Even when the future seems most hopeless, when slavery and persecution threaten the very existence of Klal Yisroel, the Jew has faith in the Adon Olam. This reminder makes practical and real the emunah expressed in the Shema.
Moreover, the tefillin itself is a physical reminder of our connection to Hashem. The straps of the tefillin represent the bonds that tie us to Hashem, and the boxes contain the verses that remind us of Hashem’s power and greatness. By physically binding ourselves to the tefillin and reciting the prayers, we are reminded of our connection to Hashem and are inspired to lead a more meaningful and purposeful life.
The tefillin are worn on the arm, the symbol of action. In Judaism, it is not enough to believe, to love and fear Hashem, or even study the Torah. One must act profoundly Jewish. Being a hypocrite, that professes tzedakah but is selfish, who talks about being honest, but lies – this is not the realm of Judaism. Yiddishkeit requires us to act, to purify and raise ourselves through mitzvos.
Once, the legendary Tzaddik, Rabbi Elya Dushnitzer asked a pharmacist on how he did teshuva and ended up back on the Derech of Toras Emes. He said that many years ago after he strayed from Torah, he met the Chofetz Chaim, who asked him what he did for a living.
He told him that he was a pharmacist. The Chofetz Chaim, who always had a way of connecting with people, responded simply, “when you prepare your medicines and bring them to your sick, have in mind that you are fulfilling the mitzvah of bikur cholim, helping heal a fellow Jew. That way you will be transforming an act that is merely physical, a way to earn money, into a precious mitzvah.” The chofetz chaim’s words, spoken so sincerely, and with such purity made a huge impression on the Jew, so much that he returned to the path of Torah.

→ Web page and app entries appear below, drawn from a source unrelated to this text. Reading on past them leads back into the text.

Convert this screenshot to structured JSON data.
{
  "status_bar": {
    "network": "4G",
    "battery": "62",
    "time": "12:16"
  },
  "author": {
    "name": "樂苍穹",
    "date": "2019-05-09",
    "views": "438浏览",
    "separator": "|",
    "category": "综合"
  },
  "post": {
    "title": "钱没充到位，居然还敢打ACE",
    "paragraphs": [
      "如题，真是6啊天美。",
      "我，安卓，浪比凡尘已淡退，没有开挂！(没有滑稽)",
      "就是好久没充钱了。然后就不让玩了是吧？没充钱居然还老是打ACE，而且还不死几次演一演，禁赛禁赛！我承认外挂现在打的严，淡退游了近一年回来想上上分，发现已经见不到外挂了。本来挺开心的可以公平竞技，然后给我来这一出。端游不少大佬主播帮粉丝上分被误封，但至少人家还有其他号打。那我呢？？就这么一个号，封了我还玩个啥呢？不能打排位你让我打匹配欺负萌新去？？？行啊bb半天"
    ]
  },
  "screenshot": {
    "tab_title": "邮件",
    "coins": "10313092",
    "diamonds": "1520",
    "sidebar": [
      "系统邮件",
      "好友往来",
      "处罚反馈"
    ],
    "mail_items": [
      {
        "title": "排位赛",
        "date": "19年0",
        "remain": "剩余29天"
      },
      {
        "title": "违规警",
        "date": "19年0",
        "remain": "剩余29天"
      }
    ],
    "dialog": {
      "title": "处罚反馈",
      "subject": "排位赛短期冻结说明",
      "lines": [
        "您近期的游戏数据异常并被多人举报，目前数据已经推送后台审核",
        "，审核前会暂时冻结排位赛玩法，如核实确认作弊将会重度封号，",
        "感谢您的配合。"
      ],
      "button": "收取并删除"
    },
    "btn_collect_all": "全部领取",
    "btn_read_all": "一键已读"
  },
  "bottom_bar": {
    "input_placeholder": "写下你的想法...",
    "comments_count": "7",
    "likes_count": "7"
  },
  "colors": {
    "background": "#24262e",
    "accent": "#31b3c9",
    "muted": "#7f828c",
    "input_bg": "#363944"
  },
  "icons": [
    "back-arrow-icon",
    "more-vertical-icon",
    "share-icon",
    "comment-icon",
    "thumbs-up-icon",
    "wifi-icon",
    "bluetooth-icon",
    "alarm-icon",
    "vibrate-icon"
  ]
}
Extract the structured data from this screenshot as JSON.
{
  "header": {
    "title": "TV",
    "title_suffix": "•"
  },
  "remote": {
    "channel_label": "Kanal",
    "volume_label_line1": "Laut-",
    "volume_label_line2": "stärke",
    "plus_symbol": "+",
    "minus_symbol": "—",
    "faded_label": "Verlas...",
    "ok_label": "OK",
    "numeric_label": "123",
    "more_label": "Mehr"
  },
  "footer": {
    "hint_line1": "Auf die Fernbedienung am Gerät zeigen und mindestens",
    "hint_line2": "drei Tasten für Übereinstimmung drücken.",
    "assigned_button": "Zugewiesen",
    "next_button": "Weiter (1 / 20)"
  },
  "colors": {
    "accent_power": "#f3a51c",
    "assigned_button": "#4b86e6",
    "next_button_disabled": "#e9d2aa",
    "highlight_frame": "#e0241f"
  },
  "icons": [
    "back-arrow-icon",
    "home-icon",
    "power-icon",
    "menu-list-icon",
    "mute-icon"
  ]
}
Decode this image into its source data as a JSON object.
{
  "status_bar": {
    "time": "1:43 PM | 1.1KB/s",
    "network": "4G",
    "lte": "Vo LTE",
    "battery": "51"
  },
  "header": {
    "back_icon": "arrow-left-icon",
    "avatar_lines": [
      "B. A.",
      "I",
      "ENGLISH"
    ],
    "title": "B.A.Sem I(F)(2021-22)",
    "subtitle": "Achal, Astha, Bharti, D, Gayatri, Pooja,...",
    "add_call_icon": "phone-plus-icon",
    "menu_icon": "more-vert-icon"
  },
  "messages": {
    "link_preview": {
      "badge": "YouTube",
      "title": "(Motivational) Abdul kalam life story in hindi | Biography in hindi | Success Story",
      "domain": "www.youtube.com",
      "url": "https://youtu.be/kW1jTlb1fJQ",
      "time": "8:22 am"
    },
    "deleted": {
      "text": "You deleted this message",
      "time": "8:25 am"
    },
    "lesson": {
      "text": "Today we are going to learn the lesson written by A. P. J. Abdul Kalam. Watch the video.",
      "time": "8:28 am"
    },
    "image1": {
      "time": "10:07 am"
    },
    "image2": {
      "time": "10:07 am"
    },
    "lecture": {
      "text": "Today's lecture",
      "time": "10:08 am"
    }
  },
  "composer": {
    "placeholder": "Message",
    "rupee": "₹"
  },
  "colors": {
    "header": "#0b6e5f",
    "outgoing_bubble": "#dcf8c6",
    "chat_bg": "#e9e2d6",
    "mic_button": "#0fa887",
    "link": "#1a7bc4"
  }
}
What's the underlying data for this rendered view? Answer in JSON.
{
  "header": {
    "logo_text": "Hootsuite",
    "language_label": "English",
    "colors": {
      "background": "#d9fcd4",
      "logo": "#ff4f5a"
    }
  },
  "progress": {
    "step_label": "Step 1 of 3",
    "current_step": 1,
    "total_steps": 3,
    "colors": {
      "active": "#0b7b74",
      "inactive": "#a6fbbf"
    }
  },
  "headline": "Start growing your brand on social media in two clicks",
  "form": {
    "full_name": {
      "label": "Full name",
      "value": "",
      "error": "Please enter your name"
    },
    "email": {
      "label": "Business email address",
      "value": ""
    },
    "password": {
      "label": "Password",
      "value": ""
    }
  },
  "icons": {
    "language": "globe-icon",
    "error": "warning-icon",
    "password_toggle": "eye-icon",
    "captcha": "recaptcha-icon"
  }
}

Ideals without actions, believing without doing mitzvos, are like a tree without roots – it may seem tall and impressive, but it lacks a strong foundation and cannot bear fruit. Shabbos, Taharas Hamishpacha, Teffilin, Tzitzis, are the roots that nourish and bring Judaism to life.